### Records supplied

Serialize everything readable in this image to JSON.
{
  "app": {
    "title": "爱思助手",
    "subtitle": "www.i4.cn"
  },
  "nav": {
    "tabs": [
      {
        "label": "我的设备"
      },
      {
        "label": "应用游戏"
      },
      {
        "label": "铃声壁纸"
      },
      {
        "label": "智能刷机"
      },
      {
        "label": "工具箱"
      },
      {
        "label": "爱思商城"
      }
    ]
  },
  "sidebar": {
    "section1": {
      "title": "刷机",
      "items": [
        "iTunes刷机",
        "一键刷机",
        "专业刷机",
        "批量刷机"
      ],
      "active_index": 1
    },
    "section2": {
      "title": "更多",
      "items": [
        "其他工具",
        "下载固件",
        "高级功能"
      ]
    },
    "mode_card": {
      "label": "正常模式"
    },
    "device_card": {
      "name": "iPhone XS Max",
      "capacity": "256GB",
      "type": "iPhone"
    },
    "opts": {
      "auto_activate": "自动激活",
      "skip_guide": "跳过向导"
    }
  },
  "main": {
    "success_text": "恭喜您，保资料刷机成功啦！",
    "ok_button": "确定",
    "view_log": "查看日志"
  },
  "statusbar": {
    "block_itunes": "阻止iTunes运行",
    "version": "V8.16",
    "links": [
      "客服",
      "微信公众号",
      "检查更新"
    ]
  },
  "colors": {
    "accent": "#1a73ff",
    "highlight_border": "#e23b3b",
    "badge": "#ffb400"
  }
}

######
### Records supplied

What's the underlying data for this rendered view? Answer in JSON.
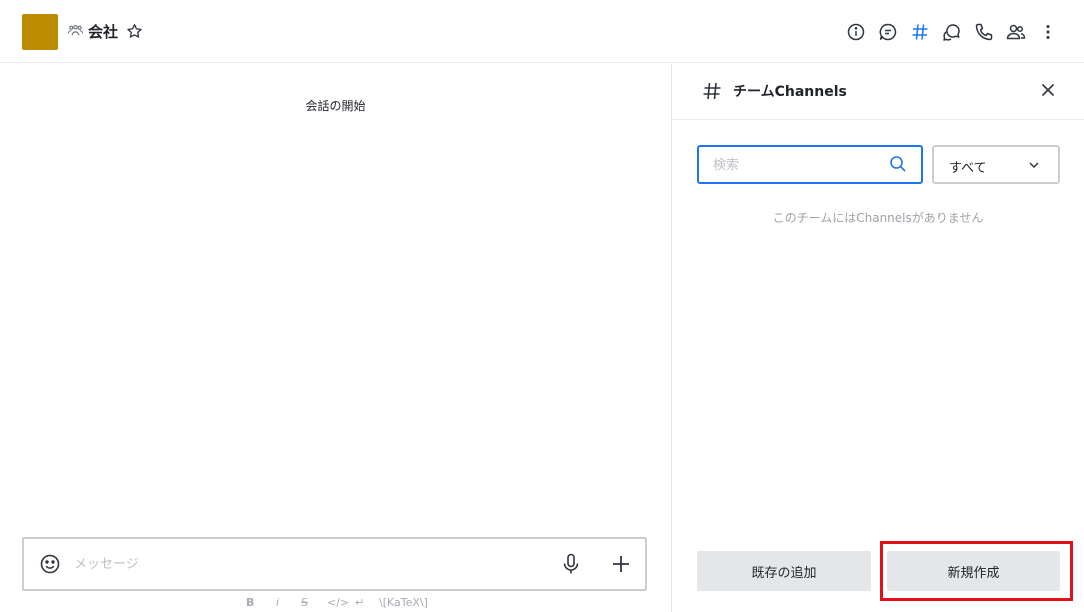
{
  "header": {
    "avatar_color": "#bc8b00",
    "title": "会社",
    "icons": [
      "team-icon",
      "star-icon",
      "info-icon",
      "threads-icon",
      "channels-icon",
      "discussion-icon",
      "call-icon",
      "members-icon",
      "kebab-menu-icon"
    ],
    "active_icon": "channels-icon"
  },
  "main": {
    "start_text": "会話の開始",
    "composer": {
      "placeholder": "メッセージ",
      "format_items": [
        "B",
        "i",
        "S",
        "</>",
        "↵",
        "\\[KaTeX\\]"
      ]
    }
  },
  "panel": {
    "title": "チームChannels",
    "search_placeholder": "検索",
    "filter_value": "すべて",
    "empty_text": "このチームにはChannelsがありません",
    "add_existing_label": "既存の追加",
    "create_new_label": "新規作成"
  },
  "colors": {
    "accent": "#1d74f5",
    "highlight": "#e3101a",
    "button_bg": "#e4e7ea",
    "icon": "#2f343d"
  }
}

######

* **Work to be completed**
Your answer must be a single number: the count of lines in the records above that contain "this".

* **Response area**
2